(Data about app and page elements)
----------
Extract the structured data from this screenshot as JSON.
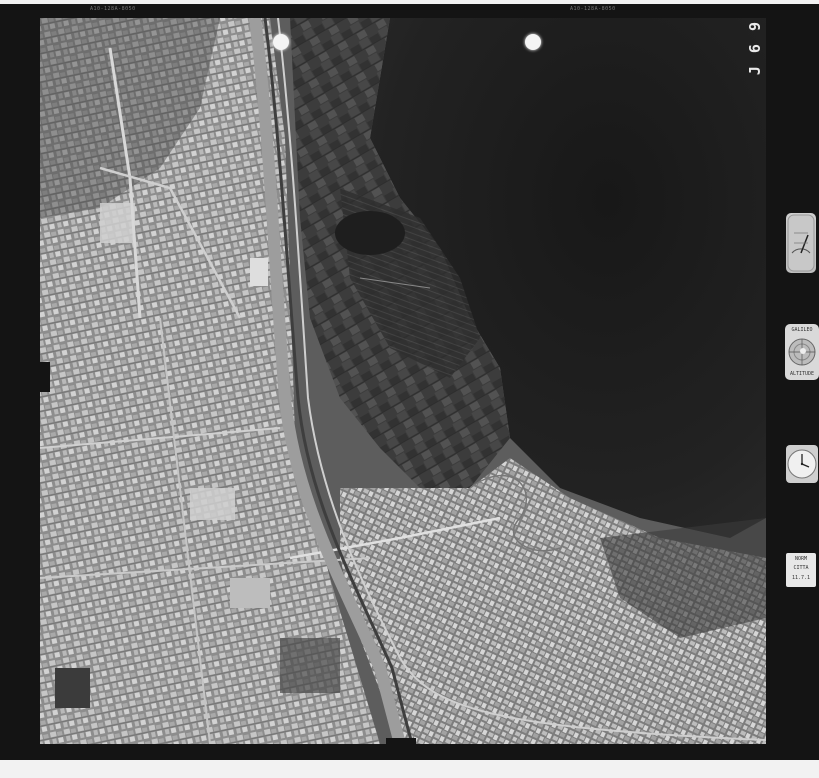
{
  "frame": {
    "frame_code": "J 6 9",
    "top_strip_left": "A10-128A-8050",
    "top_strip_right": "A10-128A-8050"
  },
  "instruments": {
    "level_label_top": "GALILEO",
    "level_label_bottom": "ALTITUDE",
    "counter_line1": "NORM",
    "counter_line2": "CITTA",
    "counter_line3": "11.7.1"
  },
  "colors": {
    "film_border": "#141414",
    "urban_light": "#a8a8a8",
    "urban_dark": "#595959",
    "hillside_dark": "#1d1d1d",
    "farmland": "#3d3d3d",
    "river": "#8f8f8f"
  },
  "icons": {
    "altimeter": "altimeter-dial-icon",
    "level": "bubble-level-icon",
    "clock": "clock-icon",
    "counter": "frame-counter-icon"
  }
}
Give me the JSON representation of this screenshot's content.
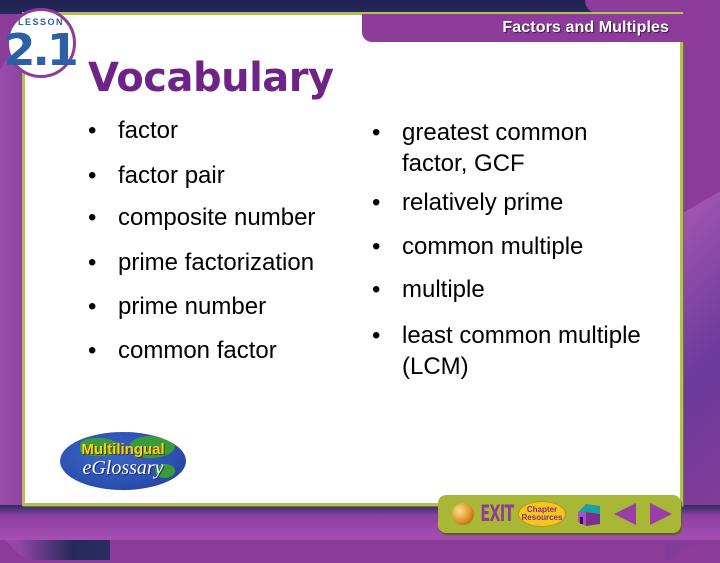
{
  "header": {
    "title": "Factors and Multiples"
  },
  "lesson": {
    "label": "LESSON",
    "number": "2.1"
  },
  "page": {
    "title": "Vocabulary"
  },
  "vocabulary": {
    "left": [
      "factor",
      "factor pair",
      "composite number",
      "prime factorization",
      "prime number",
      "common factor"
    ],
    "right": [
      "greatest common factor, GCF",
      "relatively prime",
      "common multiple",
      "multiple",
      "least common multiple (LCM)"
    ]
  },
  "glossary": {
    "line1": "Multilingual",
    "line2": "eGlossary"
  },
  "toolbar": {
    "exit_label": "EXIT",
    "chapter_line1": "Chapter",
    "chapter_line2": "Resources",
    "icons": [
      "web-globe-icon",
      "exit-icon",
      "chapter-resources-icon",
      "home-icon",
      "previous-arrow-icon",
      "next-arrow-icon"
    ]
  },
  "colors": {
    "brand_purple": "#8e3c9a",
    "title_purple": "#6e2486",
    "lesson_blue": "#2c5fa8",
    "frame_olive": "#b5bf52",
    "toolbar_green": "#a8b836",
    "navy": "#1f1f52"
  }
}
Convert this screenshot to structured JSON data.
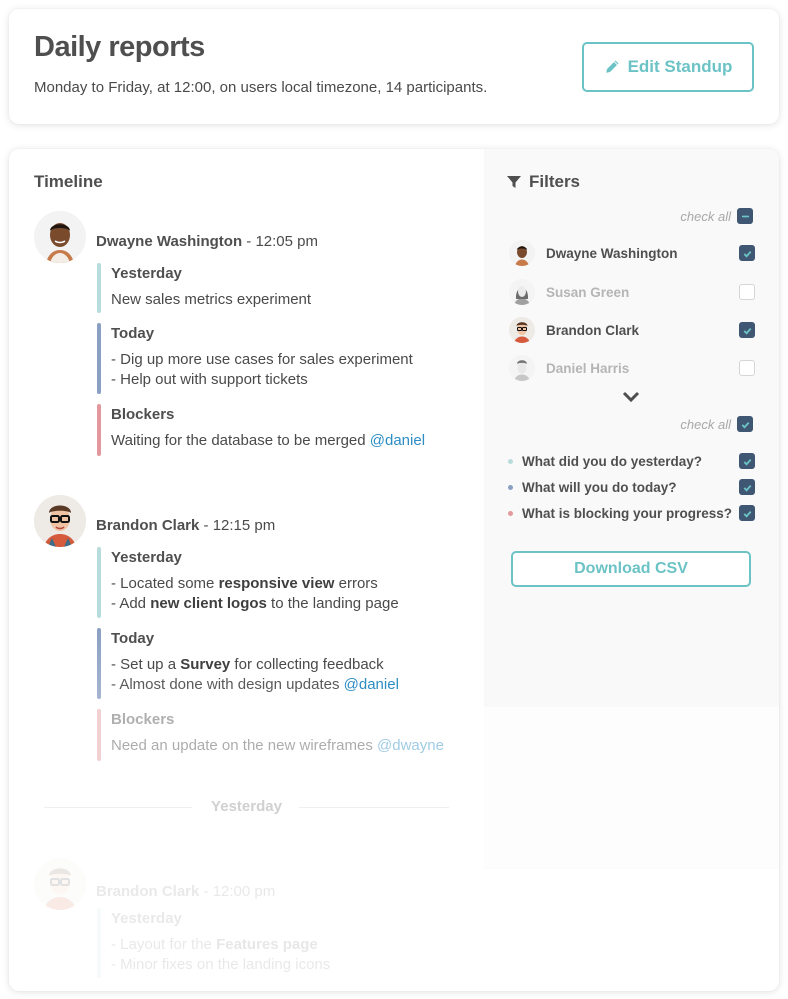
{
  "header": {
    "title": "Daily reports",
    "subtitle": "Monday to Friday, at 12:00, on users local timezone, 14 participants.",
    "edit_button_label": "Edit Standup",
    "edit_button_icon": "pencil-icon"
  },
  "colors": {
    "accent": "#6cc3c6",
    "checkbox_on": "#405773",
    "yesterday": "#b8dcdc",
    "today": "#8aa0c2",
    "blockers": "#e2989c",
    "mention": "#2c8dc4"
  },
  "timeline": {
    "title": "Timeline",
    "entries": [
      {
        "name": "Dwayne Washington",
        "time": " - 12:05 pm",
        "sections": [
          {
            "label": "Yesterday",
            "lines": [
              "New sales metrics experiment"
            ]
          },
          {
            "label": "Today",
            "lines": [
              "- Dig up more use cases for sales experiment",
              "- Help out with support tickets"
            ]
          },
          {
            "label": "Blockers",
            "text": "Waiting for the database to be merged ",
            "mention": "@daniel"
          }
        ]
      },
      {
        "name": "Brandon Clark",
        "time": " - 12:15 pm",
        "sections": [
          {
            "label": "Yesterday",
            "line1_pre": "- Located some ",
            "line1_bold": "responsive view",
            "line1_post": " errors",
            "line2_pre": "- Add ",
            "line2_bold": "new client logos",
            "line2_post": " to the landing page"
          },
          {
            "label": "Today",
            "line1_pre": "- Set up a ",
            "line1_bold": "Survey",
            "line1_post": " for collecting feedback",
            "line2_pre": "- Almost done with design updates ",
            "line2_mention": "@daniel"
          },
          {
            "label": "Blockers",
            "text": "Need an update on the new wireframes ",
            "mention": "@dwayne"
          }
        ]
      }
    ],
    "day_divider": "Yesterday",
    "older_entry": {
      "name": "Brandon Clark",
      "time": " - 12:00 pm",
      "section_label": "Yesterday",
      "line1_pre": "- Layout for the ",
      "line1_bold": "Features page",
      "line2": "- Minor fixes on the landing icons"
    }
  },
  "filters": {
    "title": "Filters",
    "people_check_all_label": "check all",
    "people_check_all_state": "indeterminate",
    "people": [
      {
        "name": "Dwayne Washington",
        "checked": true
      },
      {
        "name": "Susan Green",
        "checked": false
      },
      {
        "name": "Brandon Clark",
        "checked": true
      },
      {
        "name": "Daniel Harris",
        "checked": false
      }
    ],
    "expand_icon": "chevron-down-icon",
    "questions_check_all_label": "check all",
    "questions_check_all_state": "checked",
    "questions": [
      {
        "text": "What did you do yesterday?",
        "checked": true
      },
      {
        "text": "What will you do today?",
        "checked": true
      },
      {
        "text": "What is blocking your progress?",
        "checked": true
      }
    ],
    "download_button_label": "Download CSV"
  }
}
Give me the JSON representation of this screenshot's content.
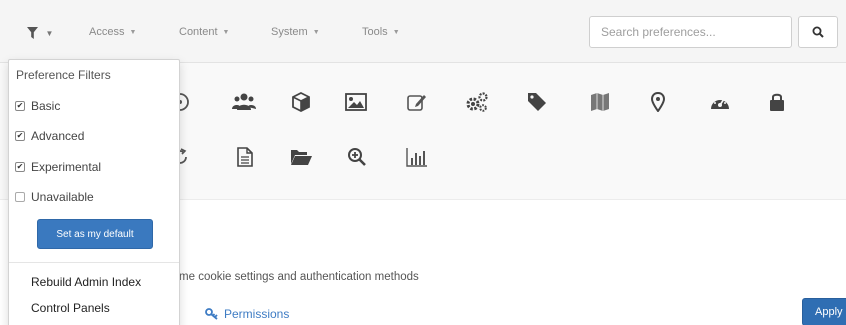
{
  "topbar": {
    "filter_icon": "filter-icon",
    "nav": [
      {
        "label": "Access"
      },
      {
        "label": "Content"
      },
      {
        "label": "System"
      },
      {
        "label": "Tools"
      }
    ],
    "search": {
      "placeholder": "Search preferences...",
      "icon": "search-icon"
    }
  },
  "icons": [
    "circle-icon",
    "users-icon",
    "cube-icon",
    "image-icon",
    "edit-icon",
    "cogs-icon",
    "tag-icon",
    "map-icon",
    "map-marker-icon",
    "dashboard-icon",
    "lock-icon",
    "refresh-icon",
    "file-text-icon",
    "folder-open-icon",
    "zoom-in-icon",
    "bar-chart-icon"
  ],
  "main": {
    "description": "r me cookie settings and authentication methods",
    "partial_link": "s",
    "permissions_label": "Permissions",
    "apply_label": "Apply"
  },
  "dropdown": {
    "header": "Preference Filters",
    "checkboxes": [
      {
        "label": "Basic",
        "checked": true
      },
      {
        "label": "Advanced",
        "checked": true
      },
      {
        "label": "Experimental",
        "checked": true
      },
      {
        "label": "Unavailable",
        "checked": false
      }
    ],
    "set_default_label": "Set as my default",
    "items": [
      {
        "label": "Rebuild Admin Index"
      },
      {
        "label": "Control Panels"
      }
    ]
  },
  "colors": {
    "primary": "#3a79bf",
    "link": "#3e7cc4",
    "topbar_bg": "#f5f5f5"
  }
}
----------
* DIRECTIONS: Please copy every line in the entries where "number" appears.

* RESULT FOR THIS EXERCISE:
    "number": "2.1"
      "composite number",
      "prime number",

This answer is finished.